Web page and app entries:
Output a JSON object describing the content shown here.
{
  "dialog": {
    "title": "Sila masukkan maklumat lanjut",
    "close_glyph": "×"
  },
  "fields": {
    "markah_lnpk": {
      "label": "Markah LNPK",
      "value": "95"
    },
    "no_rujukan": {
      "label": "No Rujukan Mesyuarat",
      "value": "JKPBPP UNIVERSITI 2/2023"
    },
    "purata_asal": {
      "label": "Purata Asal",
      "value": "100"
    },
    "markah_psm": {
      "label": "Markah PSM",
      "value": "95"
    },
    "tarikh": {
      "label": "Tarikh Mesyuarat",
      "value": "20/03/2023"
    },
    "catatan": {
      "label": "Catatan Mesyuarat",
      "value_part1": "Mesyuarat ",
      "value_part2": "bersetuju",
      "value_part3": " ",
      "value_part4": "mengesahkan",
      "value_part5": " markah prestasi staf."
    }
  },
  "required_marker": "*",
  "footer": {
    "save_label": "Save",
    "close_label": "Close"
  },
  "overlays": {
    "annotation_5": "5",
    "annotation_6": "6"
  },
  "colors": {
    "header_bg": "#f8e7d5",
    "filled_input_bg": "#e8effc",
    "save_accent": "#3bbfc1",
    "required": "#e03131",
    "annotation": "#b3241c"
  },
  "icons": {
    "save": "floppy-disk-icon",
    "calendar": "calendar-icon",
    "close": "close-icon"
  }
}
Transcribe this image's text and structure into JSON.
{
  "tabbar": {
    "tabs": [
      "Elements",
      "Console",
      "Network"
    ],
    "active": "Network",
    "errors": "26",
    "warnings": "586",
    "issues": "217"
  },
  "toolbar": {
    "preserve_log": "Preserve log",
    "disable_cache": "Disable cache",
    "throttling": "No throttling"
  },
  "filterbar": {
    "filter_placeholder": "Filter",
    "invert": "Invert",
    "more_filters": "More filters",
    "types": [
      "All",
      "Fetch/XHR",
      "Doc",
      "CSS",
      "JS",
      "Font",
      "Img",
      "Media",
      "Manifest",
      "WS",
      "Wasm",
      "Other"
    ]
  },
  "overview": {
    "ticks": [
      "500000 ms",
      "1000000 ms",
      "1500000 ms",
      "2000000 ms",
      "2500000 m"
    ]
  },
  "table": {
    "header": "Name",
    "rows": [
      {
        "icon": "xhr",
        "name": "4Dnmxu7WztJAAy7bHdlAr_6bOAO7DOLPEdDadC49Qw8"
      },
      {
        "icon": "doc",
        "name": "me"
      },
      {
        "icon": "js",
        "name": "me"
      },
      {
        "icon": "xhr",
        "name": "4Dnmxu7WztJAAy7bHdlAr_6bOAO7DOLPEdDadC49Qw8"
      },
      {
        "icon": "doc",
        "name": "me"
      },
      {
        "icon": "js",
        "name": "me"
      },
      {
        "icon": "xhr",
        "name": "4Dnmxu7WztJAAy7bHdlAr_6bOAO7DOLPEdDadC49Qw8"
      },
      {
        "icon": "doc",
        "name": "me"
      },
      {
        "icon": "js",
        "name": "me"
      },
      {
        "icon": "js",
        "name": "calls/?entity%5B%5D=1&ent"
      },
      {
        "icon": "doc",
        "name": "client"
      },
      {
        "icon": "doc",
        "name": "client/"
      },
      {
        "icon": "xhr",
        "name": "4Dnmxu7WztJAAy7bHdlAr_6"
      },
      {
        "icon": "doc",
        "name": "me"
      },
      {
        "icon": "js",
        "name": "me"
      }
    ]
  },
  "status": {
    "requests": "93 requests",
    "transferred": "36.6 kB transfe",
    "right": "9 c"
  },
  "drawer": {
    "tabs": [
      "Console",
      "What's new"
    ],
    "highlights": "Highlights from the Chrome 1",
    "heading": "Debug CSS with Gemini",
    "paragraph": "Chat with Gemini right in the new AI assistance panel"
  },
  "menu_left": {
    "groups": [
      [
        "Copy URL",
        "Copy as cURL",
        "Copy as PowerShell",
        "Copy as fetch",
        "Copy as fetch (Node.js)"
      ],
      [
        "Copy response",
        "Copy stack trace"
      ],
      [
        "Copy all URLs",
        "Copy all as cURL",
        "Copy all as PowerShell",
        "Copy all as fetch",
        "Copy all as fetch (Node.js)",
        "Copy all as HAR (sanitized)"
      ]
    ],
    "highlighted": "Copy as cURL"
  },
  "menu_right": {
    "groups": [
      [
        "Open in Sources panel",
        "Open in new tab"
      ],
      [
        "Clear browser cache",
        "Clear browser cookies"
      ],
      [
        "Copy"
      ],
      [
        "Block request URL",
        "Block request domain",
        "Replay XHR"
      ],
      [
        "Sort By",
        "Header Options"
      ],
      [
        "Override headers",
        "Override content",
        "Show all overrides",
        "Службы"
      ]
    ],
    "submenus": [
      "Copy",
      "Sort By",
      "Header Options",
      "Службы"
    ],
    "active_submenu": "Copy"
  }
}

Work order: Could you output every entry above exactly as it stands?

Result:
Output a JSON object describing the content shown here.
{
  "dialog": {
    "title": "Sila masukkan maklumat lanjut",
    "close_glyph": "×"
  },
  "fields": {
    "markah_lnpk": {
      "label": "Markah LNPK",
      "value": "95"
    },
    "no_rujukan": {
      "label": "No Rujukan Mesyuarat",
      "value": "JKPBPP UNIVERSITI 2/2023"
    },
    "purata_asal": {
      "label": "Purata Asal",
      "value": "100"
    },
    "markah_psm": {
      "label": "Markah PSM",
      "value": "95"
    },
    "tarikh": {
      "label": "Tarikh Mesyuarat",
      "value": "20/03/2023"
    },
    "catatan": {
      "label": "Catatan Mesyuarat",
      "value_part1": "Mesyuarat ",
      "value_part2": "bersetuju",
      "value_part3": " ",
      "value_part4": "mengesahkan",
      "value_part5": " markah prestasi staf."
    }
  },
  "required_marker": "*",
  "footer": {
    "save_label": "Save",
    "close_label": "Close"
  },
  "overlays": {
    "annotation_5": "5",
    "annotation_6": "6"
  },
  "colors": {
    "header_bg": "#f8e7d5",
    "filled_input_bg": "#e8effc",
    "save_accent": "#3bbfc1",
    "required": "#e03131",
    "annotation": "#b3241c"
  },
  "icons": {
    "save": "floppy-disk-icon",
    "calendar": "calendar-icon",
    "close": "close-icon"
  }
}
Transcribe this image's text and structure into JSON.
{
  "tabbar": {
    "tabs": [
      "Elements",
      "Console",
      "Network"
    ],
    "active": "Network",
    "errors": "26",
    "warnings": "586",
    "issues": "217"
  },
  "toolbar": {
    "preserve_log": "Preserve log",
    "disable_cache": "Disable cache",
    "throttling": "No throttling"
  },
  "filterbar": {
    "filter_placeholder": "Filter",
    "invert": "Invert",
    "more_filters": "More filters",
    "types": [
      "All",
      "Fetch/XHR",
      "Doc",
      "CSS",
      "JS",
      "Font",
      "Img",
      "Media",
      "Manifest",
      "WS",
      "Wasm",
      "Other"
    ]
  },
  "overview": {
    "ticks": [
      "500000 ms",
      "1000000 ms",
      "1500000 ms",
      "2000000 ms",
      "2500000 m"
    ]
  },
  "table": {
    "header": "Name",
    "rows": [
      {
        "icon": "xhr",
        "name": "4Dnmxu7WztJAAy7bHdlAr_6bOAO7DOLPEdDadC49Qw8"
      },
      {
        "icon": "doc",
        "name": "me"
      },
      {
        "icon": "js",
        "name": "me"
      },
      {
        "icon": "xhr",
        "name": "4Dnmxu7WztJAAy7bHdlAr_6bOAO7DOLPEdDadC49Qw8"
      },
      {
        "icon": "doc",
        "name": "me"
      },
      {
        "icon": "js",
        "name": "me"
      },
      {
        "icon": "xhr",
        "name": "4Dnmxu7WztJAAy7bHdlAr_6bOAO7DOLPEdDadC49Qw8"
      },
      {
        "icon": "doc",
        "name": "me"
      },
      {
        "icon": "js",
        "name": "me"
      },
      {
        "icon": "js",
        "name": "calls/?entity%5B%5D=1&ent"
      },
      {
        "icon": "doc",
        "name": "client"
      },
      {
        "icon": "doc",
        "name": "client/"
      },
      {
        "icon": "xhr",
        "name": "4Dnmxu7WztJAAy7bHdlAr_6"
      },
      {
        "icon": "doc",
        "name": "me"
      },
      {
        "icon": "js",
        "name": "me"
      }
    ]
  },
  "status": {
    "requests": "93 requests",
    "transferred": "36.6 kB transfe",
    "right": "9 c"
  },
  "drawer": {
    "tabs": [
      "Console",
      "What's new"
    ],
    "highlights": "Highlights from the Chrome 1",
    "heading": "Debug CSS with Gemini",
    "paragraph": "Chat with Gemini right in the new AI assistance panel"
  },
  "menu_left": {
    "groups": [
      [
        "Copy URL",
        "Copy as cURL",
        "Copy as PowerShell",
        "Copy as fetch",
        "Copy as fetch (Node.js)"
      ],
      [
        "Copy response",
        "Copy stack trace"
      ],
      [
        "Copy all URLs",
        "Copy all as cURL",
        "Copy all as PowerShell",
        "Copy all as fetch",
        "Copy all as fetch (Node.js)",
        "Copy all as HAR (sanitized)"
      ]
    ],
    "highlighted": "Copy as cURL"
  },
  "menu_right": {
    "groups": [
      [
        "Open in Sources panel",
        "Open in new tab"
      ],
      [
        "Clear browser cache",
        "Clear browser cookies"
      ],
      [
        "Copy"
      ],
      [
        "Block request URL",
        "Block request domain",
        "Replay XHR"
      ],
      [
        "Sort By",
        "Header Options"
      ],
      [
        "Override headers",
        "Override content",
        "Show all overrides",
        "Службы"
      ]
    ],
    "submenus": [
      "Copy",
      "Sort By",
      "Header Options",
      "Службы"
    ],
    "active_submenu": "Copy"
  }
}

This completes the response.